Also absent from the black community are black mental health professionals with a similar lived experience and background. Many black individuals are interested in working with a black therapist or psychiatrist. However, only 4% of psychologists and less than 4% of psychiatrists are black. Non-black mental healthcare providers are less likely to provide racially sensitive and culturally competent care. Black providers are more likely to understand how blackness has impacted the black mental healthcare experience. There’s no need to explore the racial differences between the provider and patient. The focus can be on the reason the individual is seeking care. More importantly, black providers are more likely to understand and be sensitive to the problems black clients experience accessing mental health services.

For some patients and clients, there is a sense of pride in seeing one’s own people successfully navigate the training and career pathway involved in becoming a therapist or psychiatrist. Many black patients feel strongly connected to the success and accomplishments of other members of the black community.


Dustin, a 24-year-old black male, had recently moved to Austin. He had dealt with anxiety since childhood. Now living with his aunt, he struggled to go to work each day and rarely socialized. After a long discussion, we agreed to start a low dose SSRI. He missed his first follow-up appointment. He came to his next appointment only to disclose that he had not started his medication and didn’t believe that it would help.

The history of medicine in the United States is fraught with racially discriminatory practices against black people. From non-consensual sterilization to the syphilis experiments, black people have been dehumanized and harmed by unethical medical practices. On the flipside, more recent medical research often fails to include representative black populations and often underrepresents the impact of disease and treatment in the black community.

In mental health, studies have consistently shown bias in diagnosis in black patients. Black patients are more frequently diagnosed with schizophrenia rather than mood disorders when compared with white patients presenting with the same symptoms.

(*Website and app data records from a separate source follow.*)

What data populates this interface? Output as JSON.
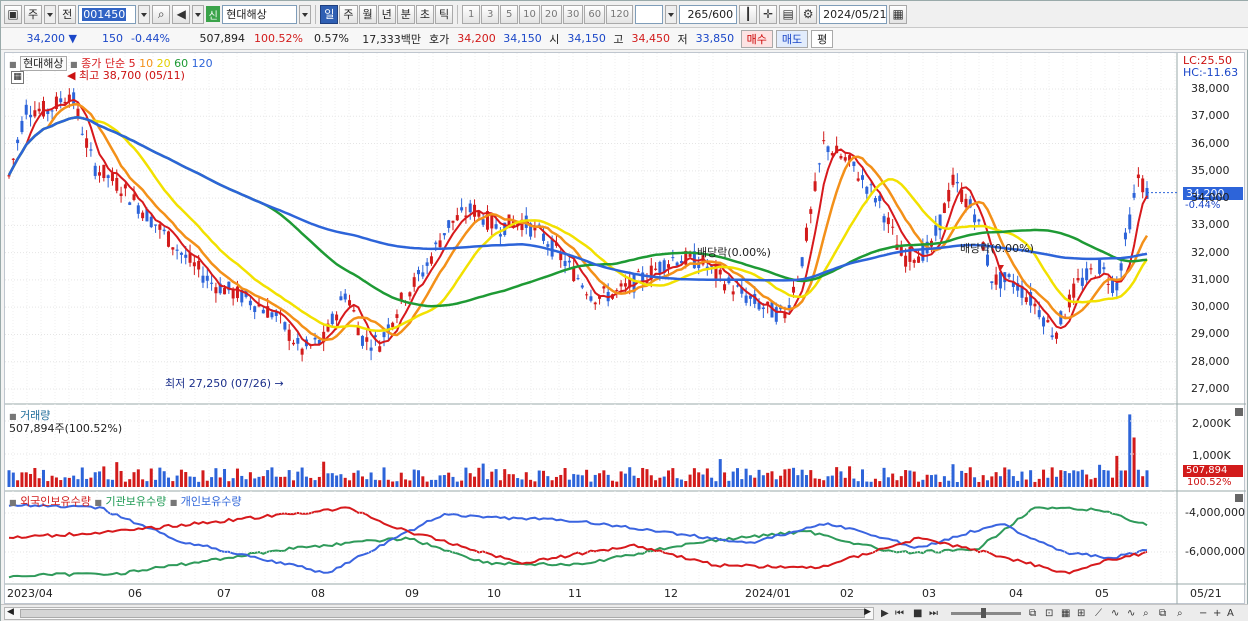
{
  "toolbar": {
    "period_type": "주",
    "prev_label": "전",
    "stock_code": "001450",
    "sin_badge": "신",
    "stock_name": "현대해상",
    "periods": [
      "일",
      "주",
      "월",
      "년",
      "분",
      "초",
      "틱"
    ],
    "active_period": "일",
    "minutes": [
      "1",
      "3",
      "5",
      "10",
      "20",
      "30",
      "60",
      "120"
    ],
    "count": "265",
    "count_total": "600",
    "date": "2024/05/21"
  },
  "quote": {
    "price": "34,200",
    "change": "150",
    "change_pct": "-0.44%",
    "volume": "507,894",
    "volume_ratio": "100.52%",
    "turnover_rate": "0.57%",
    "amount": "17,333백만",
    "ask_label": "호가",
    "ask": "34,200",
    "bid": "34,150",
    "open_label": "시",
    "open": "34,150",
    "high_label": "고",
    "high": "34,450",
    "low_label": "저",
    "low": "33,850",
    "buy_button": "매수",
    "sell_button": "매도",
    "avg_button": "평"
  },
  "price_panel": {
    "name": "현대해상",
    "ma_label": "종가 단순",
    "ma_periods": [
      {
        "label": "5",
        "color": "#d7191c"
      },
      {
        "label": "10",
        "color": "#f39019"
      },
      {
        "label": "20",
        "color": "#f2e100"
      },
      {
        "label": "60",
        "color": "#1e9a34"
      },
      {
        "label": "120",
        "color": "#2d64d9"
      }
    ],
    "high_note": "최고 38,700 (05/11)",
    "low_note": "최저 27,250 (07/26)",
    "dividend_note_1": "배당락(0.00%)",
    "dividend_note_2": "배당락(0.00%)",
    "lc": "LC:25.50",
    "hc": "HC:-11.63",
    "current_price_tag": "34,200",
    "current_pct_tag": "-0.44%",
    "y_ticks": [
      "38,000",
      "37,000",
      "36,000",
      "35,000",
      "34,000",
      "33,000",
      "32,000",
      "31,000",
      "30,000",
      "29,000",
      "28,000",
      "27,000"
    ]
  },
  "volume_panel": {
    "title": "거래량",
    "subtitle": "507,894주(100.52%)",
    "y_ticks": [
      "2,000K",
      "1,000K"
    ],
    "tag_value": "507,894",
    "tag_pct": "100.52%"
  },
  "holdings_panel": {
    "legend": [
      "외국인보유수량",
      "기관보유수량",
      "개인보유수량"
    ],
    "y_ticks": [
      "-4,000,000",
      "-6,000,000"
    ]
  },
  "x_axis": [
    "2023/04",
    "06",
    "07",
    "08",
    "09",
    "10",
    "11",
    "12",
    "2024/01",
    "02",
    "03",
    "04",
    "05",
    "05/21"
  ],
  "colors": {
    "up": "#d21b1b",
    "down": "#2d64d9",
    "ma5": "#d7191c",
    "ma10": "#f39019",
    "ma20": "#f2e100",
    "ma60": "#1e9a34",
    "ma120": "#2d64d9"
  }
}
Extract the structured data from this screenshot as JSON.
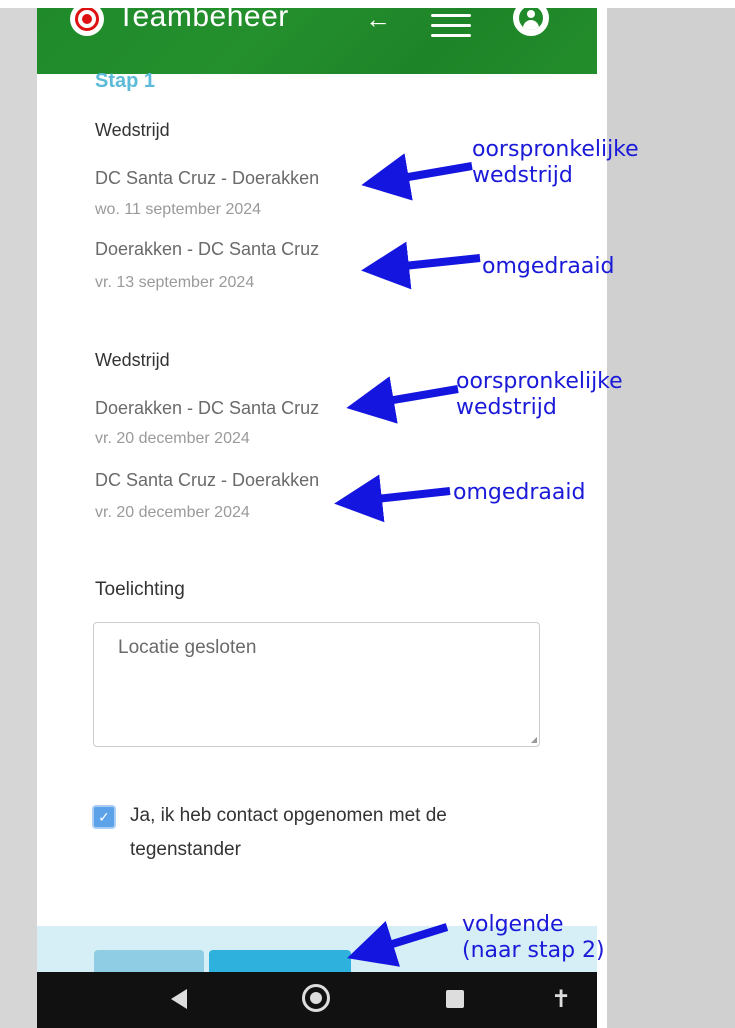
{
  "app": {
    "brand": "Teambeheer"
  },
  "form": {
    "step": "Stap 1",
    "matches": [
      {
        "section_title": "Wedstrijd",
        "original": {
          "teams": "DC Santa Cruz - Doerakken",
          "date": "wo. 11 september 2024"
        },
        "reversed": {
          "teams": "Doerakken - DC Santa Cruz",
          "date": "vr. 13 september 2024"
        }
      },
      {
        "section_title": "Wedstrijd",
        "original": {
          "teams": "Doerakken - DC Santa Cruz",
          "date": "vr. 20 december 2024"
        },
        "reversed": {
          "teams": "DC Santa Cruz - Doerakken",
          "date": "vr. 20 december 2024"
        }
      }
    ],
    "explanation_label": "Toelichting",
    "explanation_value": "Locatie gesloten",
    "contact_checkbox": {
      "checked": true,
      "label": "Ja, ik heb contact opgenomen met de tegenstander"
    }
  },
  "annotations": {
    "a1": "oorspronkelijke\nwedstrijd",
    "a2": "omgedraaid",
    "a3": "oorspronkelijke\nwedstrijd",
    "a4": "omgedraaid",
    "a5": "volgende\n(naar stap 2)"
  },
  "colors": {
    "header_green": "#1f8a2a",
    "step_blue": "#5bbbd8",
    "annotation_blue": "#1a1ad8",
    "primary_button": "#2eb1dc"
  }
}
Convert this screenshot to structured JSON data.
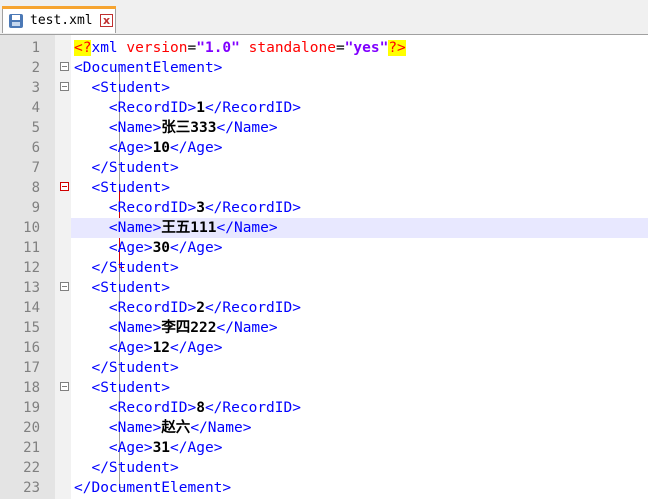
{
  "tab": {
    "filename": "test.xml",
    "icon": "save-icon",
    "close_icon": "close-icon",
    "close_glyph": "x"
  },
  "lines": [
    {
      "n": "1",
      "tokens": [
        [
          "pi",
          "<?"
        ],
        [
          "tag",
          "xml "
        ],
        [
          "attr",
          "version"
        ],
        [
          "eq",
          "="
        ],
        [
          "str",
          "\"1.0\""
        ],
        [
          "tag",
          " "
        ],
        [
          "attr",
          "standalone"
        ],
        [
          "eq",
          "="
        ],
        [
          "str",
          "\"yes\""
        ],
        [
          "pi",
          "?>"
        ]
      ]
    },
    {
      "n": "2",
      "tokens": [
        [
          "tag",
          "<DocumentElement>"
        ]
      ]
    },
    {
      "n": "3",
      "tokens": [
        [
          "tag",
          "  <Student>"
        ]
      ]
    },
    {
      "n": "4",
      "tokens": [
        [
          "tag",
          "    <RecordID>"
        ],
        [
          "txt",
          "1"
        ],
        [
          "tag",
          "</RecordID>"
        ]
      ]
    },
    {
      "n": "5",
      "tokens": [
        [
          "tag",
          "    <Name>"
        ],
        [
          "txt",
          "张三333"
        ],
        [
          "tag",
          "</Name>"
        ]
      ]
    },
    {
      "n": "6",
      "tokens": [
        [
          "tag",
          "    <Age>"
        ],
        [
          "txt",
          "10"
        ],
        [
          "tag",
          "</Age>"
        ]
      ]
    },
    {
      "n": "7",
      "tokens": [
        [
          "tag",
          "  </Student>"
        ]
      ]
    },
    {
      "n": "8",
      "tokens": [
        [
          "tag",
          "  <Student>"
        ]
      ]
    },
    {
      "n": "9",
      "tokens": [
        [
          "tag",
          "    <RecordID>"
        ],
        [
          "txt",
          "3"
        ],
        [
          "tag",
          "</RecordID>"
        ]
      ]
    },
    {
      "n": "10",
      "tokens": [
        [
          "tag",
          "    <Name>"
        ],
        [
          "txt",
          "王五111"
        ],
        [
          "tag",
          "</Name>"
        ]
      ]
    },
    {
      "n": "11",
      "tokens": [
        [
          "tag",
          "    <Age>"
        ],
        [
          "txt",
          "30"
        ],
        [
          "tag",
          "</Age>"
        ]
      ]
    },
    {
      "n": "12",
      "tokens": [
        [
          "tag",
          "  </Student>"
        ]
      ]
    },
    {
      "n": "13",
      "tokens": [
        [
          "tag",
          "  <Student>"
        ]
      ]
    },
    {
      "n": "14",
      "tokens": [
        [
          "tag",
          "    <RecordID>"
        ],
        [
          "txt",
          "2"
        ],
        [
          "tag",
          "</RecordID>"
        ]
      ]
    },
    {
      "n": "15",
      "tokens": [
        [
          "tag",
          "    <Name>"
        ],
        [
          "txt",
          "李四222"
        ],
        [
          "tag",
          "</Name>"
        ]
      ]
    },
    {
      "n": "16",
      "tokens": [
        [
          "tag",
          "    <Age>"
        ],
        [
          "txt",
          "12"
        ],
        [
          "tag",
          "</Age>"
        ]
      ]
    },
    {
      "n": "17",
      "tokens": [
        [
          "tag",
          "  </Student>"
        ]
      ]
    },
    {
      "n": "18",
      "tokens": [
        [
          "tag",
          "  <Student>"
        ]
      ]
    },
    {
      "n": "19",
      "tokens": [
        [
          "tag",
          "    <RecordID>"
        ],
        [
          "txt",
          "8"
        ],
        [
          "tag",
          "</RecordID>"
        ]
      ]
    },
    {
      "n": "20",
      "tokens": [
        [
          "tag",
          "    <Name>"
        ],
        [
          "txt",
          "赵六"
        ],
        [
          "tag",
          "</Name>"
        ]
      ]
    },
    {
      "n": "21",
      "tokens": [
        [
          "tag",
          "    <Age>"
        ],
        [
          "txt",
          "31"
        ],
        [
          "tag",
          "</Age>"
        ]
      ]
    },
    {
      "n": "22",
      "tokens": [
        [
          "tag",
          "  </Student>"
        ]
      ]
    },
    {
      "n": "23",
      "tokens": [
        [
          "tag",
          "</DocumentElement>"
        ]
      ]
    }
  ],
  "current_line": "10",
  "colors": {
    "tag": "#0000ff",
    "attribute": "#ff0000",
    "string": "#8000ff",
    "current_line_bg": "#e8e8ff",
    "tab_accent": "#f6a431"
  }
}
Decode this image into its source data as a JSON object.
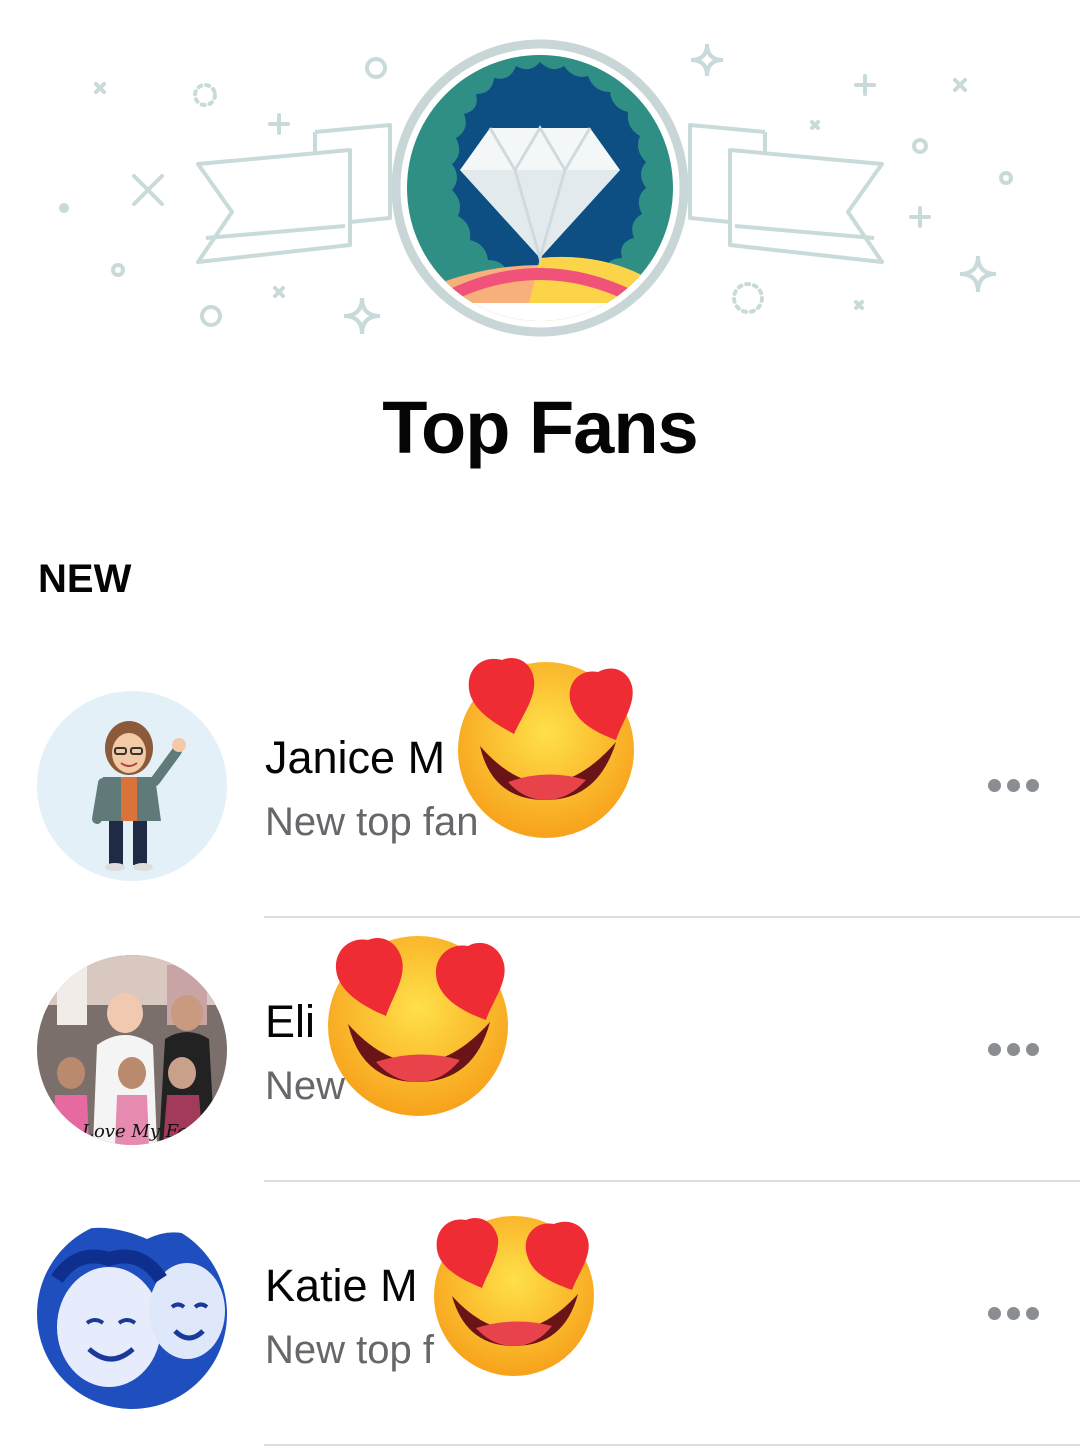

Even when a correct diagnosis is made, black patients are less likely to receive evidence-based care than their white counterparts.

These deeply embedded practices and history have cultivated a mistrust, and at times a fear of health care and mental health care institutions in the black community. There is legitimacy in the black community’s concern about misdiagnosis and inappropriate care. Unfortunately, some have chosen not to seek care when needed.

Mental Health Stigma

Erica, a mid-30’s black woman, presented with depression for most of the past year. Raised by two loving parents, she had attended graduate school after college and now worked as an assistant professor at a local university. She had never sought professional help for her mood symptoms, but worried that they were interfering with her work and home life.

Stigma surrounding mental illness is pervasive in the black community. When Erica opened up to her mother about her mood concerns, her mother advised her to talk to her pastor. She discouraged her from seeking professional help worried that people might think she was “crazy.”

Mental health stigma and misinformation has created a reluctance for many in the black community. Holding shame around mental illness means that individuals are less likely to seek appropriate care. When they do look for help, black individuals are more likely to seek counsel from places of worship or family and friends. Unfortunately, their help-seeking often stops there.

Culturally sensitive care recognizes these issues and makes space within the therapeutic relationship for these issues to be acknowledged honestly to the degree that each individual needs.


Consider all the spoken and unspoken concerns that accompany your clients or patients into your office. The basics of accessing care, trusting the intentions and guidance of care providers, and trusting the legitimacy of their own health concerns complicate the black experience in mental health care. Psychiatrists and therapists should examine their own beliefs about and around issues of race. Understand what influences your practice and informs how you bring cultural sensitivity into your patient or client interactions.

File under: The Art of Psychotherapy